> Work required
Say how many lines in the entries below have the word "Critical" in them, giving only the number.

> Raw data
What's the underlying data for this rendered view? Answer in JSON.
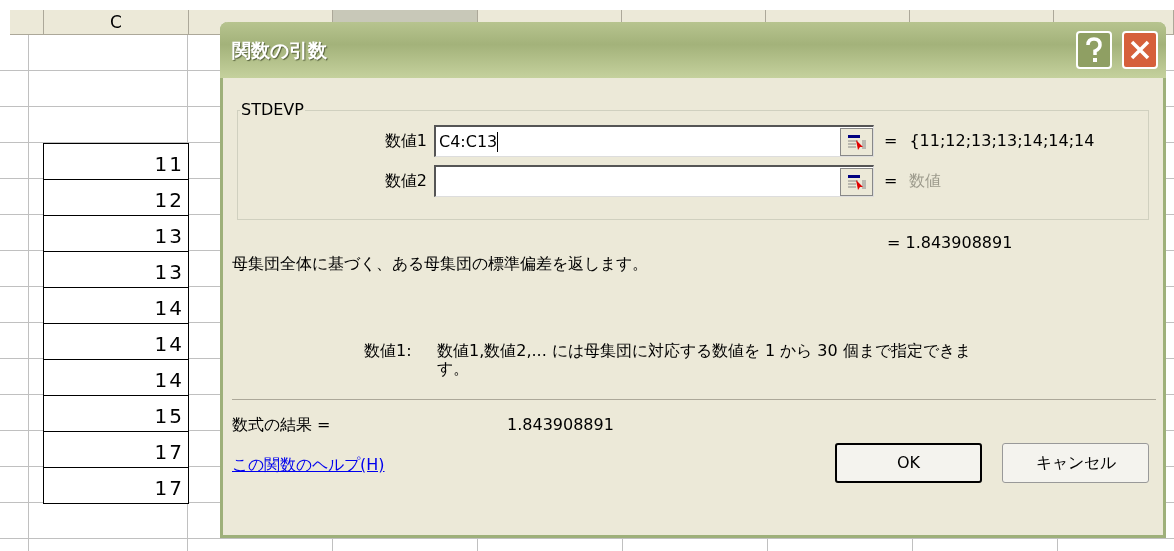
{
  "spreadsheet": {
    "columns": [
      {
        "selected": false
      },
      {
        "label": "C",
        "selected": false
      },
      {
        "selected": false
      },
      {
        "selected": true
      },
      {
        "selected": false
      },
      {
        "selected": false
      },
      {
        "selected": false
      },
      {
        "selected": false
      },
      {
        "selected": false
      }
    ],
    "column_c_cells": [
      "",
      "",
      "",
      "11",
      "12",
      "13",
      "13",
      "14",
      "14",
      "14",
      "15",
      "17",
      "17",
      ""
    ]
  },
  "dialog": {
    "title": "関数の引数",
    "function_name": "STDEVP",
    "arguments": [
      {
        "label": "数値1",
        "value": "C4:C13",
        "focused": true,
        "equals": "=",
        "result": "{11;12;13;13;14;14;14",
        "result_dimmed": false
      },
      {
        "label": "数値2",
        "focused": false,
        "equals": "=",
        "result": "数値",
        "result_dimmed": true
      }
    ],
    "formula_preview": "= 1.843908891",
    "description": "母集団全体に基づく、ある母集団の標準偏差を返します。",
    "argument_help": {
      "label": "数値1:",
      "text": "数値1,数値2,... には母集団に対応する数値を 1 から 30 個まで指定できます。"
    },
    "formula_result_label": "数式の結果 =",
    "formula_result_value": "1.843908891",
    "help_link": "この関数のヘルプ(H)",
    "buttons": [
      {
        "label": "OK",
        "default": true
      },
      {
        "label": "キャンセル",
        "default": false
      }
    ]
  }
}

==

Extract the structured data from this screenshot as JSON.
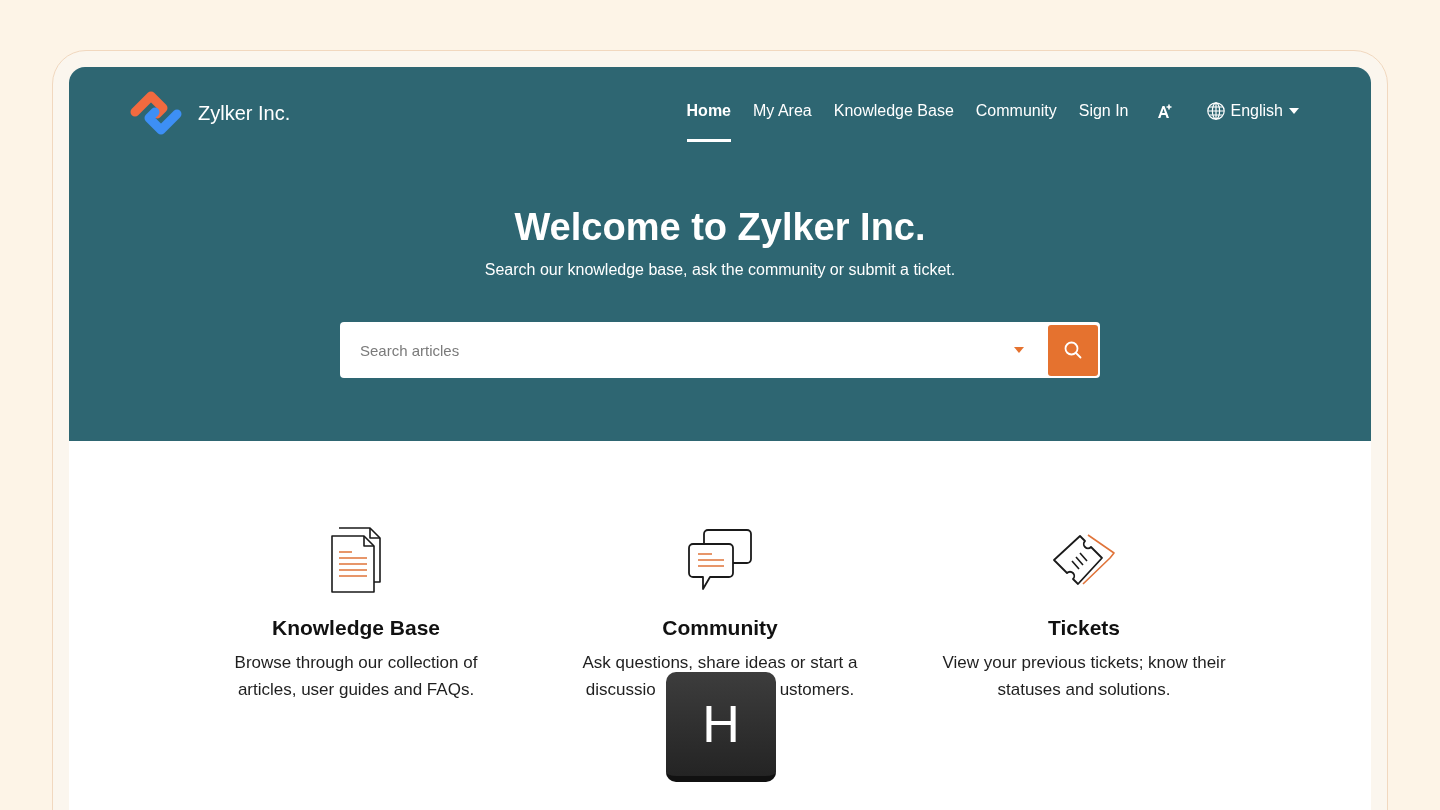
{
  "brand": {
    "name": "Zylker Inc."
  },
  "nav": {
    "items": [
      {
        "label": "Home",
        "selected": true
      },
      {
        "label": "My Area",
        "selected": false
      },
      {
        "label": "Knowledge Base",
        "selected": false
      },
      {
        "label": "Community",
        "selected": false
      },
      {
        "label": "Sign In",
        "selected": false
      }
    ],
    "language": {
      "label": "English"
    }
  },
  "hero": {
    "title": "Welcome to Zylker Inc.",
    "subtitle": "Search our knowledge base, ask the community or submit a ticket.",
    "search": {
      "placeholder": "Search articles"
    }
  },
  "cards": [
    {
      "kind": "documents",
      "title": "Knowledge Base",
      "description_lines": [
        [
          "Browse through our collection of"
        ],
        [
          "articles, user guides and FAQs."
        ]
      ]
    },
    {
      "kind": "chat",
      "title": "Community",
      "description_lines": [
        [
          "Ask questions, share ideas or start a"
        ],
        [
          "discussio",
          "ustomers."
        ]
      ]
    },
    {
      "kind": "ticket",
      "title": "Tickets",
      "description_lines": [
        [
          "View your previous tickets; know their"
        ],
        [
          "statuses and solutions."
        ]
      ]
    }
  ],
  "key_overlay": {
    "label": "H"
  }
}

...

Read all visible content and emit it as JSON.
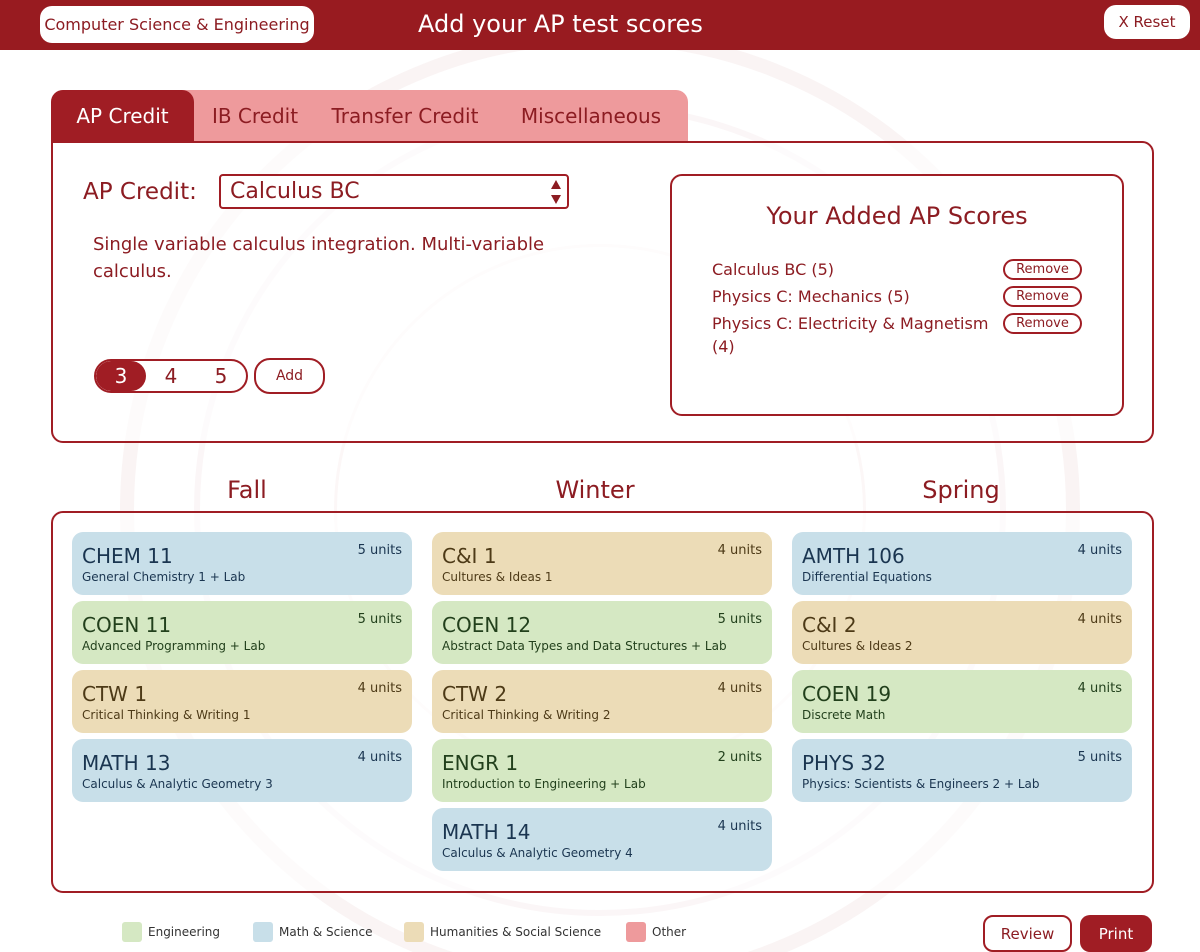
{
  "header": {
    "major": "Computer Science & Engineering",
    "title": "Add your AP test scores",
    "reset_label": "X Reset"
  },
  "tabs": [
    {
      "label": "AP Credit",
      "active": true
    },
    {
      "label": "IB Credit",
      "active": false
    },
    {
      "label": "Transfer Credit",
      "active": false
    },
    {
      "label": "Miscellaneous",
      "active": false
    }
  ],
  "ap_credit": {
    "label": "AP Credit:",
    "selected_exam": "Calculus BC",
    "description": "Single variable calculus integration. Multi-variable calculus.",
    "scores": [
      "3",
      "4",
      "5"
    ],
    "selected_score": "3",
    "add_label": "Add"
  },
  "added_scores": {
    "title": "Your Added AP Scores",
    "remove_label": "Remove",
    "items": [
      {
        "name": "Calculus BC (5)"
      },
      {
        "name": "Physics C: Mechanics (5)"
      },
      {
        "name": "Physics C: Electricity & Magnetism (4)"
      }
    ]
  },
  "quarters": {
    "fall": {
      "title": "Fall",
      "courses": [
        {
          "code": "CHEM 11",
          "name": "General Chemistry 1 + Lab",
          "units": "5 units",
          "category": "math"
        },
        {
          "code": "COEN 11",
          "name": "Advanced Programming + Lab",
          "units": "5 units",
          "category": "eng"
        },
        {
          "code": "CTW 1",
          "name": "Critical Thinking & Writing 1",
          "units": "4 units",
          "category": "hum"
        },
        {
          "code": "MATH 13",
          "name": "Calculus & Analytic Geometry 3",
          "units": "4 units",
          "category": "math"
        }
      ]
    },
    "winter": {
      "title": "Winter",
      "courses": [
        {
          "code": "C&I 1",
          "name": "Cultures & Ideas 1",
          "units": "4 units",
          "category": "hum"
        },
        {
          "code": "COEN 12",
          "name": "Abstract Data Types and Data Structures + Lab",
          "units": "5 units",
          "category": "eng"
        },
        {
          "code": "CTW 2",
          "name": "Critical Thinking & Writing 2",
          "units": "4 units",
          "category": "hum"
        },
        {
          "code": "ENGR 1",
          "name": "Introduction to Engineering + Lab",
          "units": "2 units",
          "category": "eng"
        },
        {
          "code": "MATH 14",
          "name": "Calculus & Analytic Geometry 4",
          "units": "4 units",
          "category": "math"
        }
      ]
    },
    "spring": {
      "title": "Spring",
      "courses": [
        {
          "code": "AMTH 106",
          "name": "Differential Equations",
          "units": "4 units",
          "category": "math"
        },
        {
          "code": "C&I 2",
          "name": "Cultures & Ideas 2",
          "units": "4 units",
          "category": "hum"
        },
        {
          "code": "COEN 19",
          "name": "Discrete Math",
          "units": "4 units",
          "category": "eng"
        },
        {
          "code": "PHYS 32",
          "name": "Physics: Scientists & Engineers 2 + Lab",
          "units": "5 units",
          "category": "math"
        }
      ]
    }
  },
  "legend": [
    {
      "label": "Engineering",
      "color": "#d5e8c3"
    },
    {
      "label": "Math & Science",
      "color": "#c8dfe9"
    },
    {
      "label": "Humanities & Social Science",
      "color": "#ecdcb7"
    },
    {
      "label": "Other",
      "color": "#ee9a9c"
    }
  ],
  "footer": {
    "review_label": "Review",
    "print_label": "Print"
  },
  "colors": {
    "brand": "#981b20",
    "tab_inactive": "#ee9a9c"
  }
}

> The answer
2